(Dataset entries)
=-=-=-=-=

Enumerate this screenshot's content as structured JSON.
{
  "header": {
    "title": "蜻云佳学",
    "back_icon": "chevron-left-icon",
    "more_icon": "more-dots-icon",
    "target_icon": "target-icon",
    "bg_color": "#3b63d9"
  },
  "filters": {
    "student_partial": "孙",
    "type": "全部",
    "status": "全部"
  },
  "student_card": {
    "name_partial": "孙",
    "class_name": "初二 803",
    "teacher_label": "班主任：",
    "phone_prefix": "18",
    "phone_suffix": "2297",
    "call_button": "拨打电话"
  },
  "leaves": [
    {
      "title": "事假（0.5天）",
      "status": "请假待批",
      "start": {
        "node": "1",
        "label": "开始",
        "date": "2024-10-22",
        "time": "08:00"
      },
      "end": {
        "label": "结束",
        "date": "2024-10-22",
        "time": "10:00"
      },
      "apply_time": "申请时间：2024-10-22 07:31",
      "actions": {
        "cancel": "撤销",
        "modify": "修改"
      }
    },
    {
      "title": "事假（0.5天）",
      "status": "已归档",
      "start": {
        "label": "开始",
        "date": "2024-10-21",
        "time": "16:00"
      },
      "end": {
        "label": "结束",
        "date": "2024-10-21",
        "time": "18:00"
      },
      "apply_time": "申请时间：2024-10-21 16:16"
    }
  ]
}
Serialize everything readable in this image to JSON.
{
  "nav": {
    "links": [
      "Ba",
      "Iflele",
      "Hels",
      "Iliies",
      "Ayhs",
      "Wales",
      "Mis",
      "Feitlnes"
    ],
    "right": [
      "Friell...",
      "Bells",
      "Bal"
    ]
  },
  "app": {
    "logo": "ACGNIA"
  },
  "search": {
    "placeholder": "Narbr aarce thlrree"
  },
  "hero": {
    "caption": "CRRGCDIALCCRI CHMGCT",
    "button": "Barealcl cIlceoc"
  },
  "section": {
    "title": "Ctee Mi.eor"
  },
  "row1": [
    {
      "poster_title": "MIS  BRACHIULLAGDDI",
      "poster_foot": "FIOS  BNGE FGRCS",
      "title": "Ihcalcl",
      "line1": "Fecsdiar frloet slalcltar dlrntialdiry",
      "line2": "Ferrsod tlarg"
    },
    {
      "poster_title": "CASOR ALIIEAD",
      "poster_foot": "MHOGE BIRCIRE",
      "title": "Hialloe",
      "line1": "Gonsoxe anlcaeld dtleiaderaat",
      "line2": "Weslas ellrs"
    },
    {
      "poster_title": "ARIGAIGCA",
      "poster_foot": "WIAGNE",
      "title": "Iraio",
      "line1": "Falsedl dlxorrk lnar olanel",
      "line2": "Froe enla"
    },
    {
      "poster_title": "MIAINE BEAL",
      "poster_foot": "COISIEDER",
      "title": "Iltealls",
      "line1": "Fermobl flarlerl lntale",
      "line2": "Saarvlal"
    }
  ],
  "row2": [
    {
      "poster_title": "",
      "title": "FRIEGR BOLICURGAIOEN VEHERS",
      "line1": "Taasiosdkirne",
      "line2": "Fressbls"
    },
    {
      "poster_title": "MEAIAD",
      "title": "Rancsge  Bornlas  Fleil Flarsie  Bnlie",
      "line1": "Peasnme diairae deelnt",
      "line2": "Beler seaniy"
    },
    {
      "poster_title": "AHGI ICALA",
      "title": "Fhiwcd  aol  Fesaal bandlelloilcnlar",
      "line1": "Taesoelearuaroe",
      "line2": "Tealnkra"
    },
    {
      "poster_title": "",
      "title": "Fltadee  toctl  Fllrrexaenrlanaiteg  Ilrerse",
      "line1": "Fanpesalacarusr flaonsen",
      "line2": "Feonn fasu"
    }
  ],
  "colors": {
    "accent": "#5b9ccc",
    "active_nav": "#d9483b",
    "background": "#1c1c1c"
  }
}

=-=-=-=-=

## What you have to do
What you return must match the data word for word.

## Answer section
Enumerate this screenshot's content as structured JSON.
{
  "header": {
    "title": "蜻云佳学",
    "back_icon": "chevron-left-icon",
    "more_icon": "more-dots-icon",
    "target_icon": "target-icon",
    "bg_color": "#3b63d9"
  },
  "filters": {
    "student_partial": "孙",
    "type": "全部",
    "status": "全部"
  },
  "student_card": {
    "name_partial": "孙",
    "class_name": "初二 803",
    "teacher_label": "班主任：",
    "phone_prefix": "18",
    "phone_suffix": "2297",
    "call_button": "拨打电话"
  },
  "leaves": [
    {
      "title": "事假（0.5天）",
      "status": "请假待批",
      "start": {
        "node": "1",
        "label": "开始",
        "date": "2024-10-22",
        "time": "08:00"
      },
      "end": {
        "label": "结束",
        "date": "2024-10-22",
        "time": "10:00"
      },
      "apply_time": "申请时间：2024-10-22 07:31",
      "actions": {
        "cancel": "撤销",
        "modify": "修改"
      }
    },
    {
      "title": "事假（0.5天）",
      "status": "已归档",
      "start": {
        "label": "开始",
        "date": "2024-10-21",
        "time": "16:00"
      },
      "end": {
        "label": "结束",
        "date": "2024-10-21",
        "time": "18:00"
      },
      "apply_time": "申请时间：2024-10-21 16:16"
    }
  ]
}
Serialize everything readable in this image to JSON.
{
  "nav": {
    "links": [
      "Ba",
      "Iflele",
      "Hels",
      "Iliies",
      "Ayhs",
      "Wales",
      "Mis",
      "Feitlnes"
    ],
    "right": [
      "Friell...",
      "Bells",
      "Bal"
    ]
  },
  "app": {
    "logo": "ACGNIA"
  },
  "search": {
    "placeholder": "Narbr aarce thlrree"
  },
  "hero": {
    "caption": "CRRGCDIALCCRI CHMGCT",
    "button": "Barealcl cIlceoc"
  },
  "section": {
    "title": "Ctee Mi.eor"
  },
  "row1": [
    {
      "poster_title": "MIS  BRACHIULLAGDDI",
      "poster_foot": "FIOS  BNGE FGRCS",
      "title": "Ihcalcl",
      "line1": "Fecsdiar frloet slalcltar dlrntialdiry",
      "line2": "Ferrsod tlarg"
    },
    {
      "poster_title": "CASOR ALIIEAD",
      "poster_foot": "MHOGE BIRCIRE",
      "title": "Hialloe",
      "line1": "Gonsoxe anlcaeld dtleiaderaat",
      "line2": "Weslas ellrs"
    },
    {
      "poster_title": "ARIGAIGCA",
      "poster_foot": "WIAGNE",
      "title": "Iraio",
      "line1": "Falsedl dlxorrk lnar olanel",
      "line2": "Froe enla"
    },
    {
      "poster_title": "MIAINE BEAL",
      "poster_foot": "COISIEDER",
      "title": "Iltealls",
      "line1": "Fermobl flarlerl lntale",
      "line2": "Saarvlal"
    }
  ],
  "row2": [
    {
      "poster_title": "",
      "title": "FRIEGR BOLICURGAIOEN VEHERS",
      "line1": "Taasiosdkirne",
      "line2": "Fressbls"
    },
    {
      "poster_title": "MEAIAD",
      "title": "Rancsge  Bornlas  Fleil Flarsie  Bnlie",
      "line1": "Peasnme diairae deelnt",
      "line2": "Beler seaniy"
    },
    {
      "poster_title": "AHGI ICALA",
      "title": "Fhiwcd  aol  Fesaal bandlelloilcnlar",
      "line1": "Taesoelearuaroe",
      "line2": "Tealnkra"
    },
    {
      "poster_title": "",
      "title": "Fltadee  toctl  Fllrrexaenrlanaiteg  Ilrerse",
      "line1": "Fanpesalacarusr flaonsen",
      "line2": "Feonn fasu"
    }
  ],
  "colors": {
    "accent": "#5b9ccc",
    "active_nav": "#d9483b",
    "background": "#1c1c1c"
  }
}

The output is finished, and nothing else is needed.